            Orvar laughed softly. “Well, that’s what the emperor wants to find out, which is why we’re stuck down here. I’m less worried about the why and more about how to get out of here. The guard captain said that there is supposed to be an exit further down. He could be wrong, but he wouldn’t lie to us. The only reason to send us down here is if they truly believe we can show them the way in from the bottom.”
            The passageway ended, emptying them into a small chamber. A short, wide pedestal occupied the center of the room. There was a small pool of water in a stone basin near the wall. There was another gate on the far side of the chamber. A wheel stuck out of the wall next to it.
            Orvar looked around, automatically noting the defensibility of the position. “We have to stop here. Fiorra will be a dead weight on the end of the chain if we don’t. There’s water here and we have no way to carry it. I haven’t slept since night before last and I know it’s been longer for Fiorra.” Padavae looked as if she was going to protest again but he could see the exhaustion in her eyes too.
            Cazard crossed his arms “Fine, what about some food?”
            Padavae surveyed the room and spotted some dark spots on the wall near the basin. She walked over and plucked one off the wall. She held her hand out to Cazard.
            “Here, eat up.” She opened her hand to reveal a small snail.

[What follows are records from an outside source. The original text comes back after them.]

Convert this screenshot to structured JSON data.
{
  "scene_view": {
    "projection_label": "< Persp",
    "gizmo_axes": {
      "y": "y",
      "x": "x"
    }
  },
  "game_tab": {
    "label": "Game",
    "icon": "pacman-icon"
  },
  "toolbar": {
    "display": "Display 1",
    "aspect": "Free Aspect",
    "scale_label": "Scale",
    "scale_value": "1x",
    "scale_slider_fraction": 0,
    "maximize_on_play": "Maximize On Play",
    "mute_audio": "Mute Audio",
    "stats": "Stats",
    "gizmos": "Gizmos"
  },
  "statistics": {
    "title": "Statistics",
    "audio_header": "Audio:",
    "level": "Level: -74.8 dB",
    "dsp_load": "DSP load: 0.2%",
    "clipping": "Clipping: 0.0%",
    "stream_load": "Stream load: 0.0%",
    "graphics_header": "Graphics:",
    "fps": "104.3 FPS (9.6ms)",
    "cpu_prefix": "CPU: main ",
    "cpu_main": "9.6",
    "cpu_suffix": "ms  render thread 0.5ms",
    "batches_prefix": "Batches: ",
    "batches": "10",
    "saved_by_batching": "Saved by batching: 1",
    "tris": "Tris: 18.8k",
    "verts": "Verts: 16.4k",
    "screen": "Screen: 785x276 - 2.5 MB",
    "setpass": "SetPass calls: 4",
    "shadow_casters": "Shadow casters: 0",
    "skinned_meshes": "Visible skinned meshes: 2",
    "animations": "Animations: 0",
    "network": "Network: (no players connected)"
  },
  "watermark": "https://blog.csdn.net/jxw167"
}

            Cazard hesitated. Before he could decide whether to protest or not, Padavae shrugged and deftly sucked the snail out of its shell.

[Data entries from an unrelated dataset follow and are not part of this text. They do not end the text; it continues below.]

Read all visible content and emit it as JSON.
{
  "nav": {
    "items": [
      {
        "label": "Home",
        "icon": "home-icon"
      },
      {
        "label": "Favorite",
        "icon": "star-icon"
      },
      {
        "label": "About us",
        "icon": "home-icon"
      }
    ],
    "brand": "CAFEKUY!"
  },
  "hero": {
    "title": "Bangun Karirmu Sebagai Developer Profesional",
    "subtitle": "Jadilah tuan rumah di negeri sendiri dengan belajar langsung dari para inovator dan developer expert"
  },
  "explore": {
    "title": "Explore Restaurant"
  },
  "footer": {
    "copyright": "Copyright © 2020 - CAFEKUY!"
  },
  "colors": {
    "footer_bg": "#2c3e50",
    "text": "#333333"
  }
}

            “It’s not a tavern with ale and cheese but if you expect to find anything larger or more appetizing I believe you’ll be disappointed.”
            She turned back to the wall and plucked another snail, finishing it off as quickly as the first.
            The reality of their situation sinking in, the other three wordlessly followed suit, grimacing as the slimy nuggets slid down their throats.  Fiorra only managed to get three or four down before she gave up to her exhaustion and lay down on the floor. The floor, mercifully, was only slightly cooler than the air above it. Clothed as they were in only ragged tunics and cloth pants the warmth was welcome.
            Orvar watched Fiorra curl up on the floor, her dark brown hair spread limply across the stone. The chain at her waist made harsh scraping sounds as she tried to find a comfortable position. She looked frail. Her outburst earlier had surprised him. She was tired in body, but not in spirit. He wondered whether the Emperor had sent word to King Ashivon what he had done with Fiorra. He suspected not, but knew that it had been a long time since he had been able to predict anything that the Emperor would do. Orvar sighed. He drank a few handfuls of water from the basin and splashed it on his face. The water was cool but had a sharp iron tang to it.
        Padavae turned to Orvar “How do we put the torch out? If we dip it in the water it won’t light when we wake.”
        Cazard, now taking his turn at the basin, looked up. “Just leave it on the pedestal until we’re ready to sleep. I’ll put it out properly.”
        Padavae did as he said, which told Orvar volumes about how tired she was.
            The chains dictated their sleeping order. Orvar and Cazard were on opposite ends of the chain with Fiorra closer to Cazard. Orvar propped himself against the wall near Padavae. She in turn lay down near Fiorra and rested her head on top of her arm. Cazard stripped off his thin, tattered shirt and tried to use it as a pillow.
            “Should we set watch?” Padavae asked.
            Orvar scratched at his head. “No use, we’re all too tired to fend off anything if it did show up. Not to be negative but keep in mind a fully armed party of two-dozen was wiped out by whatever is down here.”
            “Thanks for the reminder.” Cazard rolled over and flicked his hands into the air, drawing a few quick runes. A gust of air burst through the chamber and snuffed out the light. Orvar heard Cazard roll over again and soon there was a soft snoring.
There was no light. There was no shadow. The mountain was quiet. But not for long.